It's the end of an era. The 83-year old Richard Freeman, the founding father of the Danish warmblood breeding programme in the U.S.A. and equine reproduction innovator, has retired and sold Oak Hill Ranch.
Freeman announced his retirement back in 2019 and put the yard up for sale. On 25 October 2021, the staff at Oak Hill Ranch confirmed the sale of the property.
Located in Folsom, Louisiana, Oak Hill Ranch was established in 1987 and its breeding programme started in 1992.
Oak Hill Ranch emerged as a pioneer of importing frozen semen to the U.S. for the purposes of strategic sport horse breeding.
Through its breeding practices and in conjunction with Dr. Gary Greene, Oak Hill Ranch was completing successful embryo transfers and utilizing frozen semen in the early 1990s, making them an innovator in breeding technologies and practices of the day.
In total, Oak Hill Ranch has produced over 200 foals since the program started in 1992.
Under Freeman's ownership and leadership, Oak Hill Ranch was the recipient of numerous USDF Dressage Breeder of the Year awards and earned the prestigious USDF Bronze, Silver, and Gold medal breeder awards for horses bred by Oak Hill Ranch that then went on to compete at the highest levels.
Oak Hill Ranch hosted stallion licensings, mare gradings and dressage clinics to help educate breeders and riders.
In the 1980s Freeman had sold the family business, a Coca-Cola franchise, and wanted to breed llama's instead of horses. When he learned that there was a two-year waiting list to get a llama from top U.S. llama breeding farm Patterson Ranch, he acquired a horse instead.
Richard first started breeding Polish Arabian from the Bask bloodline, but developed a keep interest in dressage and bigger warmblood horses round 1992. He met Leif Sorensen, a dressage trainer from Denmark, at a clinic and a week later travelled to Denmark.

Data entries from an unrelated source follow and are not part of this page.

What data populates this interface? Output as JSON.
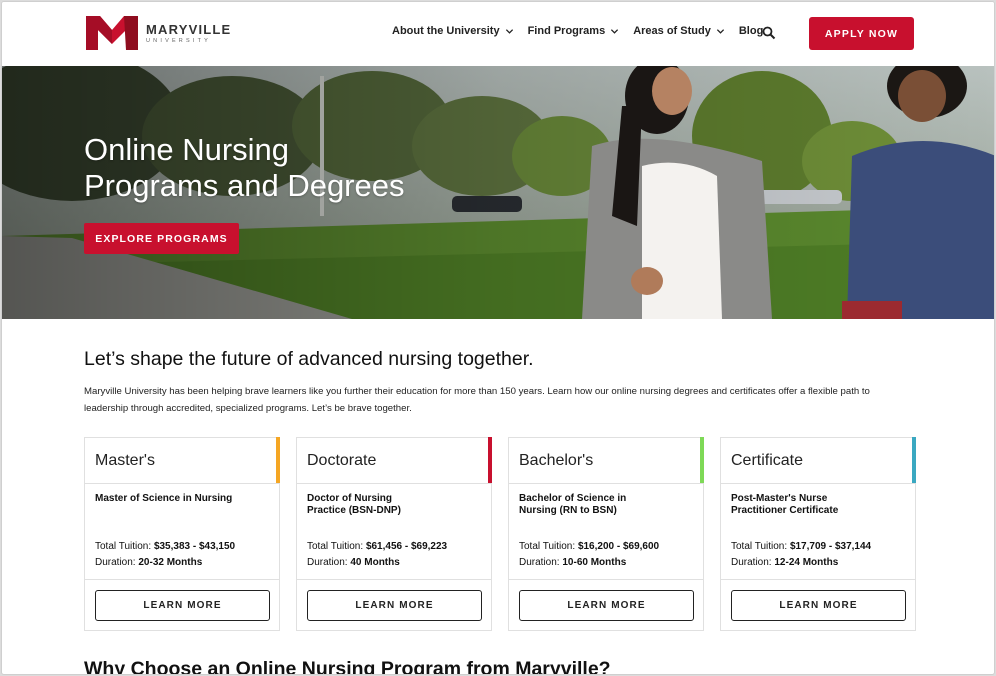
{
  "brand": {
    "name": "MARYVILLE",
    "sub": "UNIVERSITY",
    "colors": {
      "primary": "#c8102e",
      "dark_red": "#8f0d1f"
    }
  },
  "nav": {
    "items": [
      {
        "label": "About the University",
        "has_dropdown": true
      },
      {
        "label": "Find Programs",
        "has_dropdown": true
      },
      {
        "label": "Areas of Study",
        "has_dropdown": true
      },
      {
        "label": "Blog",
        "has_dropdown": false
      }
    ],
    "search_icon": "search-icon",
    "apply_label": "APPLY NOW"
  },
  "hero": {
    "title_line1": "Online Nursing",
    "title_line2": "Programs and Degrees",
    "cta_label": "EXPLORE PROGRAMS"
  },
  "intro": {
    "heading": "Let’s shape the future of advanced nursing together.",
    "body": "Maryville University has been helping brave learners like you further their education for more than 150 years. Learn how our online nursing degrees and certificates offer a flexible path to leadership through accredited, specialized programs. Let’s be brave together."
  },
  "cards": [
    {
      "title": "Master's",
      "program": "Master of Science in Nursing",
      "tuition_label": "Total Tuition:",
      "tuition": "$35,383 - $43,150",
      "duration_label": "Duration:",
      "duration": "20-32 Months",
      "button": "LEARN MORE",
      "accent": "#f5a623"
    },
    {
      "title": "Doctorate",
      "program": "Doctor of Nursing Practice (BSN-DNP)",
      "tuition_label": "Total Tuition:",
      "tuition": "$61,456 - $69,223",
      "duration_label": "Duration:",
      "duration": "40 Months",
      "button": "LEARN MORE",
      "accent": "#c8102e"
    },
    {
      "title": "Bachelor's",
      "program": "Bachelor of Science in Nursing (RN to BSN)",
      "tuition_label": "Total Tuition:",
      "tuition": "$16,200 - $69,600",
      "duration_label": "Duration:",
      "duration": "10-60 Months",
      "button": "LEARN MORE",
      "accent": "#7ed957"
    },
    {
      "title": "Certificate",
      "program": "Post-Master's Nurse Practitioner Certificate",
      "tuition_label": "Total Tuition:",
      "tuition": "$17,709 - $37,144",
      "duration_label": "Duration:",
      "duration": "12-24 Months",
      "button": "LEARN MORE",
      "accent": "#3aa8c1"
    }
  ],
  "next_section": {
    "heading": "Why Choose an Online Nursing Program from Maryville?"
  }
}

Freeman bought his first warmblood mares in Denmark. In 1998 he contacted Danish Warmblood and commissioned judges Poul Graugaard and Svend Sørensen to travel around Denmark and find 6 of the very best 2-year-old fillies for his future breeding stock. Five of them passed the vet check and sold to Oak Hill Ranch.
Richard discovered the Danish warmblood stallion Rambo (by Racot x Ibikus) and used him for stallion roster. In 2000 he imported Rambo and later one sires Solos Landtinus and Blue Horse Don Caruso followed. He co-founded the North American Danish Warmblood Association (NADWA) in 2001.

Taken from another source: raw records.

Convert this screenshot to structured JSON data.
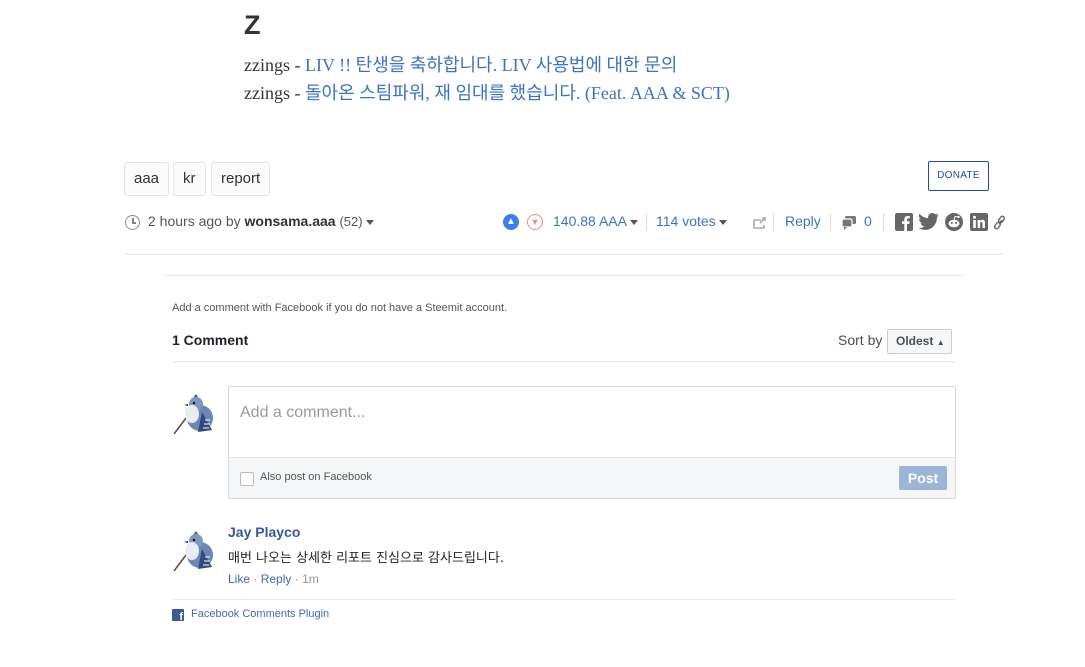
{
  "article": {
    "heading": "Z",
    "lines": [
      {
        "author": "zzings -",
        "link": "LIV !! 탄생을 축하합니다. LIV 사용법에 대한 문의"
      },
      {
        "author": "zzings -",
        "link": "돌아온 스팀파워, 재 임대를 했습니다. (Feat. AAA & SCT)"
      }
    ]
  },
  "tags": [
    "aaa",
    "kr",
    "report"
  ],
  "donate_label": "DONATE",
  "meta": {
    "time": "2 hours ago by",
    "author": "wonsama.aaa",
    "reputation": "(52)",
    "payout": "140.88 AAA",
    "votes": "114 votes",
    "reply": "Reply",
    "comment_count": "0"
  },
  "social_icons": [
    "facebook-icon",
    "twitter-icon",
    "reddit-icon",
    "linkedin-icon",
    "link-icon"
  ],
  "fb": {
    "notice": "Add a comment with Facebook if you do not have a Steemit account.",
    "count_label": "1 Comment",
    "sort_label": "Sort by",
    "sort_value": "Oldest",
    "placeholder": "Add a comment...",
    "also_post": "Also post on Facebook",
    "post_label": "Post",
    "comment": {
      "name": "Jay Playco",
      "text": "매번 나오는 상세한 리포트 진심으로 감사드립니다.",
      "like": "Like",
      "reply": "Reply",
      "time": "1m"
    },
    "plugin_label": "Facebook Comments Plugin"
  }
}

For seven years he collaborated with American Grand Prix rider Heather Blitz to develop and compete some of his horses.
Oak Hill Ranch produced some of America’s top-ranking national horses for dressage and dressage sport horse breeding, including the 2012 U.S. Olympic team reserve horse Paragon (Heather Blitz), Montana (Jessica Jo Tate), Regiment (Alyssa Pitts), Arabella (Heather Blitz), Galveston (Laura Noyes), and Duke of Tryon (Jessica Davis).

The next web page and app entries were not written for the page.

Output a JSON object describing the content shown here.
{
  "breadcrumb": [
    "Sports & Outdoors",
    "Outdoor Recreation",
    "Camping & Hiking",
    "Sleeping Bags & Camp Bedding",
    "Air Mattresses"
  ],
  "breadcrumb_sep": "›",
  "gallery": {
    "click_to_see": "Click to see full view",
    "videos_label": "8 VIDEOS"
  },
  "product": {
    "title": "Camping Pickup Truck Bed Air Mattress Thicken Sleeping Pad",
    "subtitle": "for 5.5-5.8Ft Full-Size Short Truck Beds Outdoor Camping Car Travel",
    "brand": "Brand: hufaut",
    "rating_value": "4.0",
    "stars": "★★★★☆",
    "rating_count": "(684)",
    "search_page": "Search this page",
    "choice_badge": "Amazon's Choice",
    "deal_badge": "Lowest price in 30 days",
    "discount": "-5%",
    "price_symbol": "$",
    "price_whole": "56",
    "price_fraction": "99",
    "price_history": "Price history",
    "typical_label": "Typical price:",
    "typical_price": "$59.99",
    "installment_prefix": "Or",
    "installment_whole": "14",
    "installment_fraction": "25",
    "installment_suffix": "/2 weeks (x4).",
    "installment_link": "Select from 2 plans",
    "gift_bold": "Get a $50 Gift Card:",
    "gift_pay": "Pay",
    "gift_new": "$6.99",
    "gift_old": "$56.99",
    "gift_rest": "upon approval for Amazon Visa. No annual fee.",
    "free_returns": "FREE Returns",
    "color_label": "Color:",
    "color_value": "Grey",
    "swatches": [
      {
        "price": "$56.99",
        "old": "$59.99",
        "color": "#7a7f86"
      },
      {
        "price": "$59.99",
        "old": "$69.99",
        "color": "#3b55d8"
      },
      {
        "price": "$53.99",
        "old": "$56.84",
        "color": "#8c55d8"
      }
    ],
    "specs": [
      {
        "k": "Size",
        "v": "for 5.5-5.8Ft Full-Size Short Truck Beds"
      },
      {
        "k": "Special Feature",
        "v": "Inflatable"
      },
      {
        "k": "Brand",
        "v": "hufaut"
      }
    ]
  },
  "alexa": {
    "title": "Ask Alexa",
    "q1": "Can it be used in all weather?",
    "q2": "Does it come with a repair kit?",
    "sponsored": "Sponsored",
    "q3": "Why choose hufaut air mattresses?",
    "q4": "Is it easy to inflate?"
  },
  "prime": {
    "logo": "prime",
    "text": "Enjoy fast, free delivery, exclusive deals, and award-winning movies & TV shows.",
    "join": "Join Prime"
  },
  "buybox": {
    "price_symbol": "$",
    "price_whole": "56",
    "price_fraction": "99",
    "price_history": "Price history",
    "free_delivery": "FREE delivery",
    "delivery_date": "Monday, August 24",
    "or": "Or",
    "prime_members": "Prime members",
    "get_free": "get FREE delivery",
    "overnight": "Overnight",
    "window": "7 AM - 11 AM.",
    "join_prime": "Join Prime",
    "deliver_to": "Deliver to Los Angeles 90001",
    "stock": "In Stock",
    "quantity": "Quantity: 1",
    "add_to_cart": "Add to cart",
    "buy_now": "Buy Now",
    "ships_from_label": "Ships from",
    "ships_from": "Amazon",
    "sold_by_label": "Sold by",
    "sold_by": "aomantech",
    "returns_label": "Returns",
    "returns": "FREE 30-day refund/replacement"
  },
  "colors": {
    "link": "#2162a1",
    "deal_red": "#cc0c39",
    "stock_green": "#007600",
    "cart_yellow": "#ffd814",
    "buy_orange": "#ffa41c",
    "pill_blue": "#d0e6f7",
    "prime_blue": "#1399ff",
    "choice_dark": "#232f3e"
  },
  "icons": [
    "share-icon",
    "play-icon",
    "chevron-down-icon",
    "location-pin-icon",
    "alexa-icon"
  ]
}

Oak Hill Ranch bred their own licensed stallion, Ripline (by Hotline x Cavan x Rambo), which Blitz rode to the title of 2015 USEF Developing Prix St Georges Horse Champion and 2014 U.S. Young Horse Champion (6-year olds).
While Freeman handled the day-to-day management of Oak Hill Ranch, he was assisted by Sharon Londono from 1993 till 1997. In 2012 Freeman got assistance from long-time employees Regina Millikin and Deonne Zelden. In the last decade, he was closely supported by his wife Sarah Freeman.
Freeman became the recipient of the 2020 Ellen Scripps Davis Memorial Breeder's Cup at the 2020 USEF Pegasus Awards.
Freeman has always been a very active man that kept on riding and stayed fit with pilates. He spends summers at his North Carolina residence and winters in Folsom.
End of an Era
"Freeman has decided it is time to enter the next stage of his life’s adventures, and has sold the Oak Hill Ranch property," Oak Hill Ranch communicated. "Without buyers, without the riders, without other people in the world passionate about equine athletes, Oak Hill would not have been the highly successful breeding program that it became."
Freeman proved that quality horses do not have to be imported. "The depth of the breeding program, with its proven broodmares, has been competitive with European breeding programs, producing offspring which still compete at the international level," Oak Hill Ranch stated.
Photos © private - Marie Cobb - Sue Stickle - Astrid Appels